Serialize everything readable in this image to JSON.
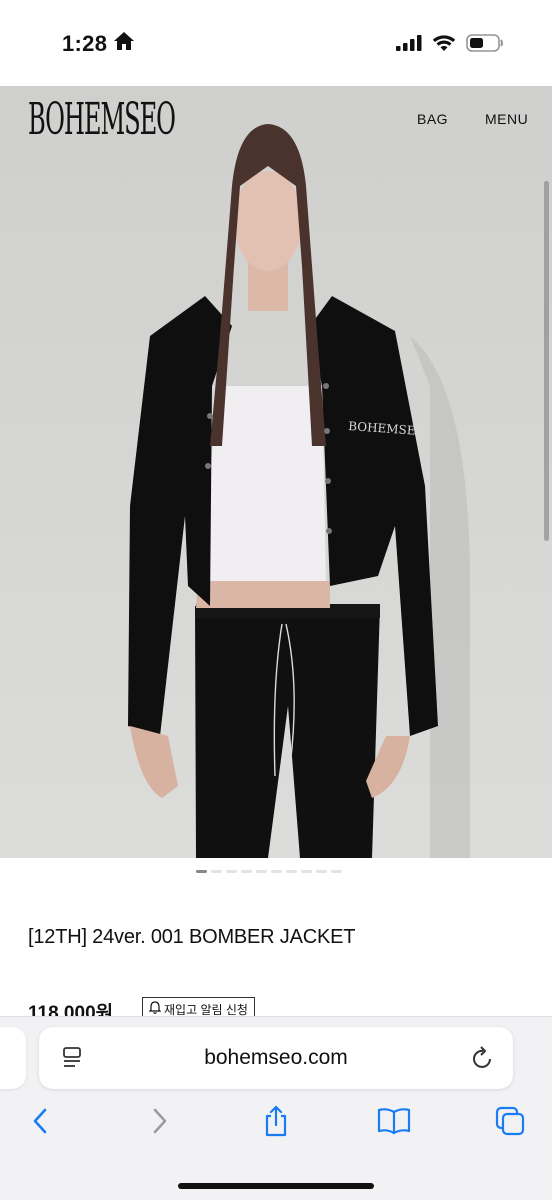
{
  "status_bar": {
    "time": "1:28",
    "icons": [
      "home-icon",
      "signal-icon",
      "wifi-icon",
      "battery-icon"
    ]
  },
  "site": {
    "logo": "BOHEMSEO",
    "nav": {
      "bag": "BAG",
      "menu": "MENU"
    }
  },
  "product": {
    "image_logo": "BOHEMSEO",
    "title": "[12TH] 24ver. 001 BOMBER JACKET",
    "price": "118,000원",
    "restock_label": "재입고 알림 신청",
    "carousel": {
      "total": 10,
      "active_index": 0
    }
  },
  "browser": {
    "url": "bohemseo.com",
    "toolbar": [
      "back-icon",
      "forward-icon",
      "share-icon",
      "bookmarks-icon",
      "tabs-icon"
    ]
  },
  "colors": {
    "background": "#ffffff",
    "jacket": "#111111",
    "wall": "#d8d8d6",
    "link_blue": "#1a7cf5",
    "disabled_gray": "#9b9ba0"
  }
}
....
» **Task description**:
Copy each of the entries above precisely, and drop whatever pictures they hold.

» **Finished task**:
Serialize everything readable in this image to JSON.
{
  "status_bar": {
    "time": "1:28",
    "icons": [
      "home-icon",
      "signal-icon",
      "wifi-icon",
      "battery-icon"
    ]
  },
  "site": {
    "logo": "BOHEMSEO",
    "nav": {
      "bag": "BAG",
      "menu": "MENU"
    }
  },
  "product": {
    "image_logo": "BOHEMSEO",
    "title": "[12TH] 24ver. 001 BOMBER JACKET",
    "price": "118,000원",
    "restock_label": "재입고 알림 신청",
    "carousel": {
      "total": 10,
      "active_index": 0
    }
  },
  "browser": {
    "url": "bohemseo.com",
    "toolbar": [
      "back-icon",
      "forward-icon",
      "share-icon",
      "bookmarks-icon",
      "tabs-icon"
    ]
  },
  "colors": {
    "background": "#ffffff",
    "jacket": "#111111",
    "wall": "#d8d8d6",
    "link_blue": "#1a7cf5",
    "disabled_gray": "#9b9ba0"
  }
}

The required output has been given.